What the task asks
Write the records below out in full, character for character, with no pictures.

Provided entries
┄┄┄┄┄┄

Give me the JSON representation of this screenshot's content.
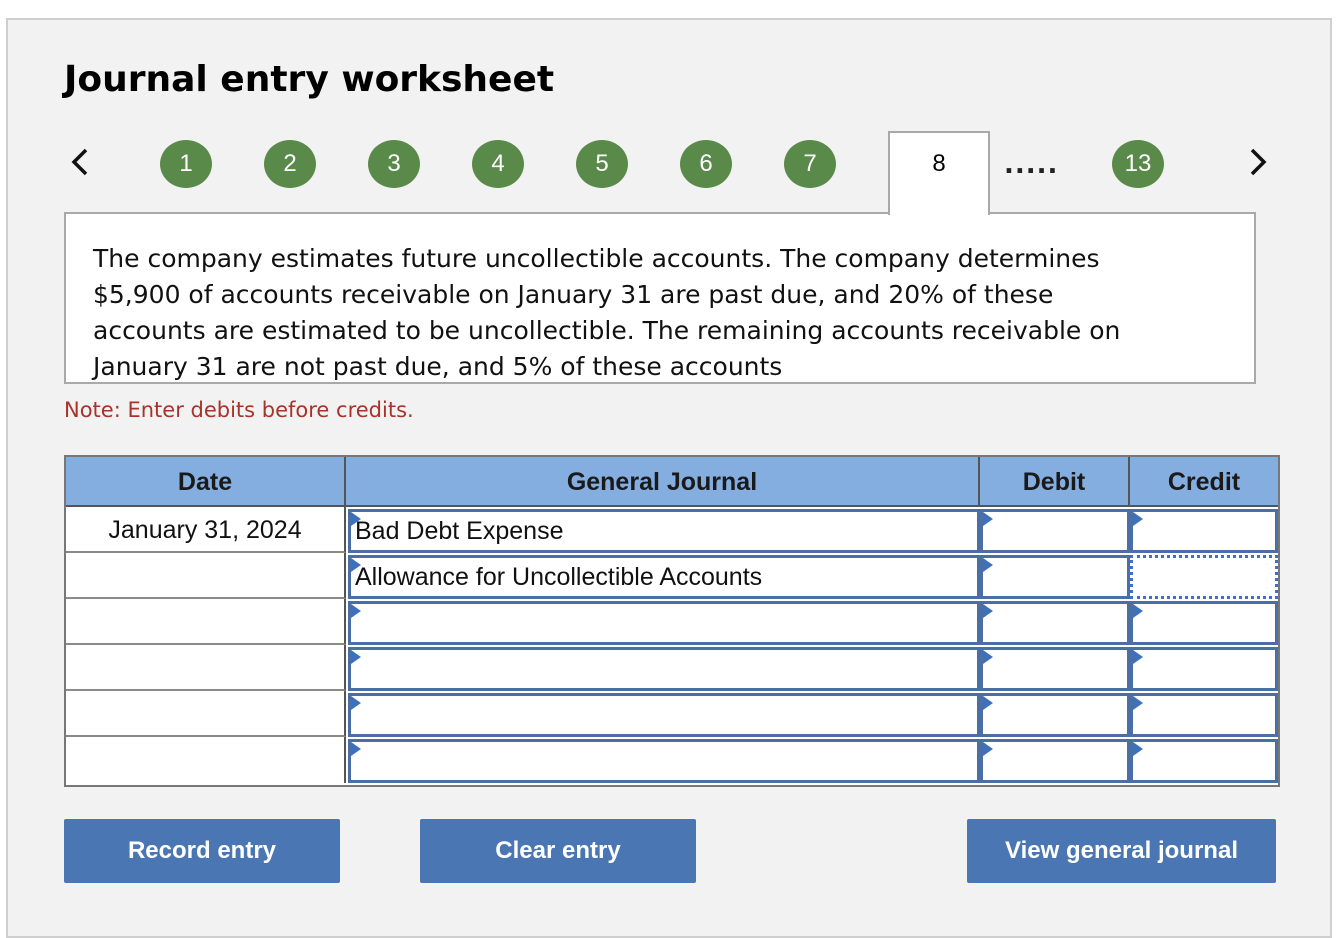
{
  "worksheet": {
    "title": "Journal entry worksheet",
    "steps": [
      "1",
      "2",
      "3",
      "4",
      "5",
      "6",
      "7"
    ],
    "active_step": "8",
    "ellipsis": ".....",
    "last_step": "13",
    "prev_icon": "chevron-left-icon",
    "next_icon": "chevron-right-icon",
    "description": "The company estimates future uncollectible accounts. The company determines $5,900 of accounts receivable on January 31 are past due, and 20% of these accounts are estimated to be uncollectible. The remaining accounts receivable on January 31 are not past due, and 5% of these accounts",
    "note": "Note: Enter debits before credits."
  },
  "table": {
    "headers": {
      "date": "Date",
      "journal": "General Journal",
      "debit": "Debit",
      "credit": "Credit"
    },
    "rows": [
      {
        "date": "January 31, 2024",
        "account": "Bad Debt Expense",
        "debit": "",
        "credit": ""
      },
      {
        "date": "",
        "account": "Allowance for Uncollectible Accounts",
        "debit": "",
        "credit": ""
      },
      {
        "date": "",
        "account": "",
        "debit": "",
        "credit": ""
      },
      {
        "date": "",
        "account": "",
        "debit": "",
        "credit": ""
      },
      {
        "date": "",
        "account": "",
        "debit": "",
        "credit": ""
      },
      {
        "date": "",
        "account": "",
        "debit": "",
        "credit": ""
      }
    ]
  },
  "buttons": {
    "record": "Record entry",
    "clear": "Clear entry",
    "view": "View general journal"
  },
  "colors": {
    "step_green": "#5a8a4a",
    "header_blue": "#84ade0",
    "button_blue": "#4a77b4",
    "note_red": "#a8332b"
  }
}
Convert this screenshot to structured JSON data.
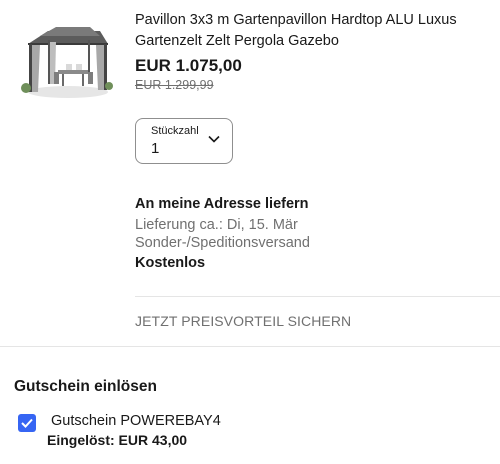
{
  "product": {
    "title": "Pavillon 3x3 m Gartenpavillon Hardtop ALU Luxus Gartenzelt Zelt Pergola Gazebo",
    "price": "EUR 1.075,00",
    "original_price": "EUR 1.299,99"
  },
  "quantity": {
    "label": "Stückzahl",
    "value": "1"
  },
  "shipping": {
    "heading": "An meine Adresse liefern",
    "delivery": "Lieferung ca.: Di, 15. Mär",
    "method": "Sonder-/Speditionsversand",
    "cost": "Kostenlos"
  },
  "promo": {
    "link_label": "JETZT PREISVORTEIL SICHERN"
  },
  "coupon": {
    "heading": "Gutschein einlösen",
    "code_label": "Gutschein POWEREBAY4",
    "redeemed_label": "Eingelöst: EUR 43,00",
    "checked": true,
    "check_color": "#3665f3"
  }
}
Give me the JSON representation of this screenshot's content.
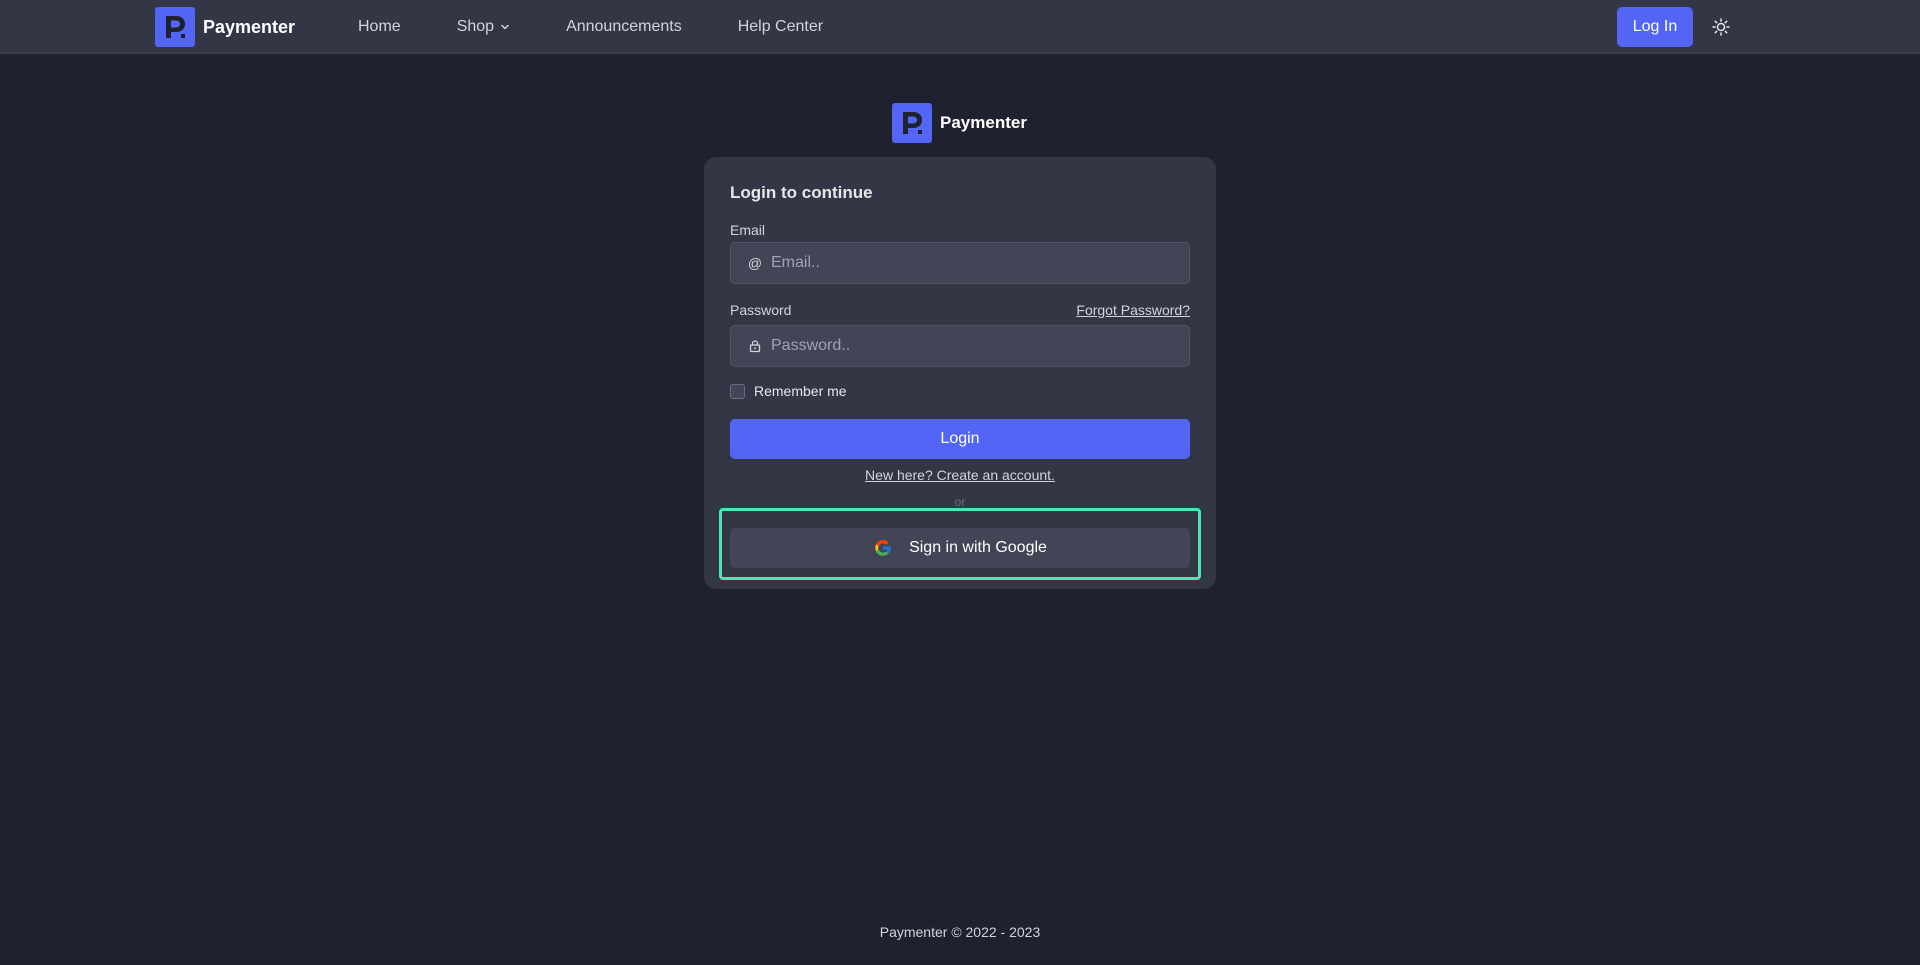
{
  "nav": {
    "brand": "Paymenter",
    "links": [
      {
        "label": "Home"
      },
      {
        "label": "Shop",
        "has_dropdown": true
      },
      {
        "label": "Announcements"
      },
      {
        "label": "Help Center"
      }
    ],
    "login_label": "Log In",
    "theme_icon": "sun-icon"
  },
  "logo": {
    "letter": "P",
    "color": "#5265f5"
  },
  "center_brand": "Paymenter",
  "form": {
    "title": "Login to continue",
    "email_label": "Email",
    "email_placeholder": "Email..",
    "password_label": "Password",
    "password_placeholder": "Password..",
    "forgot_label": "Forgot Password?",
    "remember_label": "Remember me",
    "submit_label": "Login",
    "register_label": "New here? Create an account.",
    "divider_label": "or",
    "google_label": "Sign in with Google"
  },
  "footer": {
    "text": "Paymenter © 2022 - 2023"
  },
  "colors": {
    "accent": "#5265f5",
    "highlight": "#4ee5b4",
    "background": "#1f212e",
    "card": "#333645"
  }
}
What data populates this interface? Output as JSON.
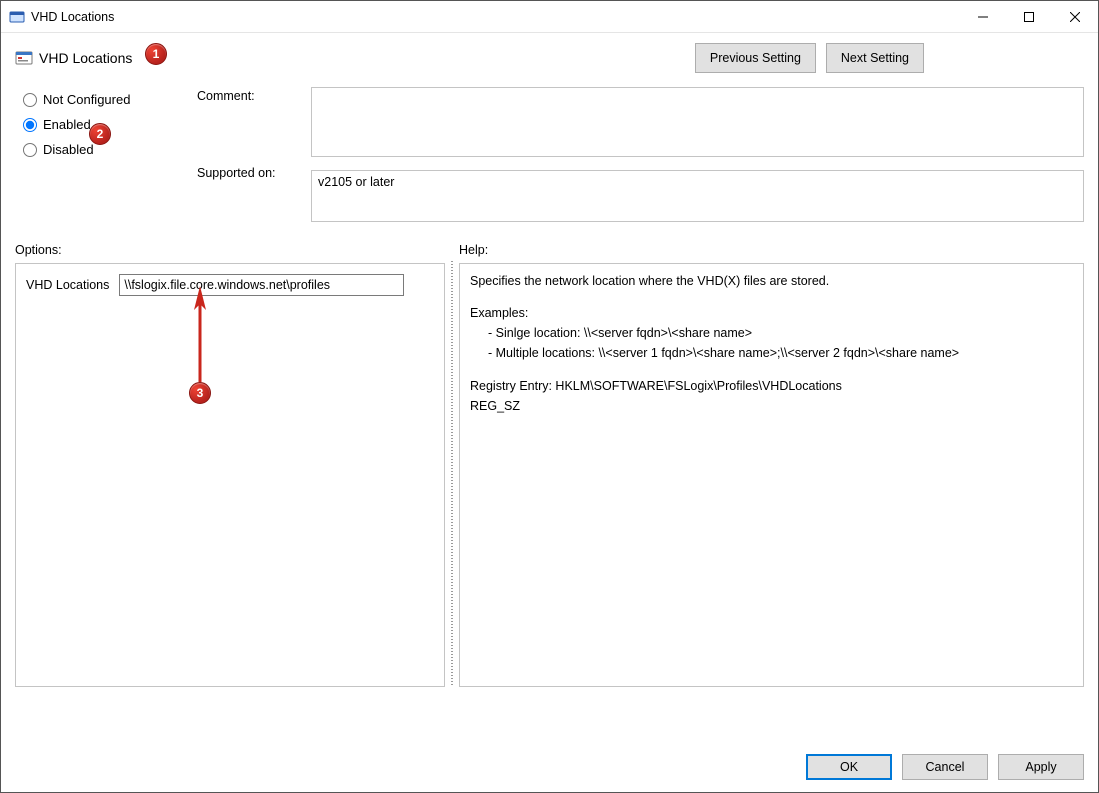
{
  "window": {
    "title": "VHD Locations"
  },
  "heading": "VHD Locations",
  "nav": {
    "prev": "Previous Setting",
    "next": "Next Setting"
  },
  "state": {
    "not_configured": "Not Configured",
    "enabled": "Enabled",
    "disabled": "Disabled",
    "selected": "enabled"
  },
  "labels": {
    "comment": "Comment:",
    "supported_on": "Supported on:",
    "options": "Options:",
    "help": "Help:",
    "vhd_locations": "VHD Locations"
  },
  "values": {
    "comment": "",
    "supported_on": "v2105 or later",
    "vhd_locations": "\\\\fslogix.file.core.windows.net\\profiles"
  },
  "help": {
    "line1": "Specifies the network location where the VHD(X) files are stored.",
    "examples_label": "Examples:",
    "example_single": "- Sinlge location:  \\\\<server fqdn>\\<share name>",
    "example_multi": "- Multiple locations: \\\\<server 1 fqdn>\\<share name>;\\\\<server 2 fqdn>\\<share name>",
    "registry_label": "Registry Entry:  HKLM\\SOFTWARE\\FSLogix\\Profiles\\VHDLocations",
    "reg_type": "REG_SZ"
  },
  "footer": {
    "ok": "OK",
    "cancel": "Cancel",
    "apply": "Apply"
  },
  "callouts": {
    "b1": "1",
    "b2": "2",
    "b3": "3"
  }
}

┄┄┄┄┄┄

Written answer
Give me the JSON representation of this screenshot's content.
{
  "worksheet": {
    "title": "Journal entry worksheet",
    "steps": [
      "1",
      "2",
      "3",
      "4",
      "5",
      "6",
      "7"
    ],
    "active_step": "8",
    "ellipsis": ".....",
    "last_step": "13",
    "prev_icon": "chevron-left-icon",
    "next_icon": "chevron-right-icon",
    "description": "The company estimates future uncollectible accounts. The company determines $5,900 of accounts receivable on January 31 are past due, and 20% of these accounts are estimated to be uncollectible. The remaining accounts receivable on January 31 are not past due, and 5% of these accounts",
    "note": "Note: Enter debits before credits."
  },
  "table": {
    "headers": {
      "date": "Date",
      "journal": "General Journal",
      "debit": "Debit",
      "credit": "Credit"
    },
    "rows": [
      {
        "date": "January 31, 2024",
        "account": "Bad Debt Expense",
        "debit": "",
        "credit": ""
      },
      {
        "date": "",
        "account": "Allowance for Uncollectible Accounts",
        "debit": "",
        "credit": ""
      },
      {
        "date": "",
        "account": "",
        "debit": "",
        "credit": ""
      },
      {
        "date": "",
        "account": "",
        "debit": "",
        "credit": ""
      },
      {
        "date": "",
        "account": "",
        "debit": "",
        "credit": ""
      },
      {
        "date": "",
        "account": "",
        "debit": "",
        "credit": ""
      }
    ]
  },
  "buttons": {
    "record": "Record entry",
    "clear": "Clear entry",
    "view": "View general journal"
  },
  "colors": {
    "step_green": "#5a8a4a",
    "header_blue": "#84ade0",
    "button_blue": "#4a77b4",
    "note_red": "#a8332b"
  }
}
Convert this screenshot to structured JSON data.
{
  "product": {
    "title": "Pavillon 3x3 m Gartenpavillon Hardtop ALU Luxus Gartenzelt Zelt Pergola Gazebo",
    "price": "EUR 1.075,00",
    "original_price": "EUR 1.299,99"
  },
  "quantity": {
    "label": "Stückzahl",
    "value": "1"
  },
  "shipping": {
    "heading": "An meine Adresse liefern",
    "delivery": "Lieferung ca.: Di, 15. Mär",
    "method": "Sonder-/Speditionsversand",
    "cost": "Kostenlos"
  },
  "promo": {
    "link_label": "JETZT PREISVORTEIL SICHERN"
  },
  "coupon": {
    "heading": "Gutschein einlösen",
    "code_label": "Gutschein POWEREBAY4",
    "redeemed_label": "Eingelöst: EUR 43,00",
    "checked": true,
    "check_color": "#3665f3"
  }
}
Give me the JSON representation of this screenshot's content.
{
  "nav": {
    "brand": "Paymenter",
    "links": [
      {
        "label": "Home"
      },
      {
        "label": "Shop",
        "has_dropdown": true
      },
      {
        "label": "Announcements"
      },
      {
        "label": "Help Center"
      }
    ],
    "login_label": "Log In",
    "theme_icon": "sun-icon"
  },
  "logo": {
    "letter": "P",
    "color": "#5265f5"
  },
  "center_brand": "Paymenter",
  "form": {
    "title": "Login to continue",
    "email_label": "Email",
    "email_placeholder": "Email..",
    "password_label": "Password",
    "password_placeholder": "Password..",
    "forgot_label": "Forgot Password?",
    "remember_label": "Remember me",
    "submit_label": "Login",
    "register_label": "New here? Create an account.",
    "divider_label": "or",
    "google_label": "Sign in with Google"
  },
  "footer": {
    "text": "Paymenter © 2022 - 2023"
  },
  "colors": {
    "accent": "#5265f5",
    "highlight": "#4ee5b4",
    "background": "#1f212e",
    "card": "#333645"
  }
}
What data populates this interface? Output as JSON.
{
  "window": {
    "title": "VHD Locations"
  },
  "heading": "VHD Locations",
  "nav": {
    "prev": "Previous Setting",
    "next": "Next Setting"
  },
  "state": {
    "not_configured": "Not Configured",
    "enabled": "Enabled",
    "disabled": "Disabled",
    "selected": "enabled"
  },
  "labels": {
    "comment": "Comment:",
    "supported_on": "Supported on:",
    "options": "Options:",
    "help": "Help:",
    "vhd_locations": "VHD Locations"
  },
  "values": {
    "comment": "",
    "supported_on": "v2105 or later",
    "vhd_locations": "\\\\fslogix.file.core.windows.net\\profiles"
  },
  "help": {
    "line1": "Specifies the network location where the VHD(X) files are stored.",
    "examples_label": "Examples:",
    "example_single": "- Sinlge location:  \\\\<server fqdn>\\<share name>",
    "example_multi": "- Multiple locations: \\\\<server 1 fqdn>\\<share name>;\\\\<server 2 fqdn>\\<share name>",
    "registry_label": "Registry Entry:  HKLM\\SOFTWARE\\FSLogix\\Profiles\\VHDLocations",
    "reg_type": "REG_SZ"
  },
  "footer": {
    "ok": "OK",
    "cancel": "Cancel",
    "apply": "Apply"
  },
  "callouts": {
    "b1": "1",
    "b2": "2",
    "b3": "3"
  }
}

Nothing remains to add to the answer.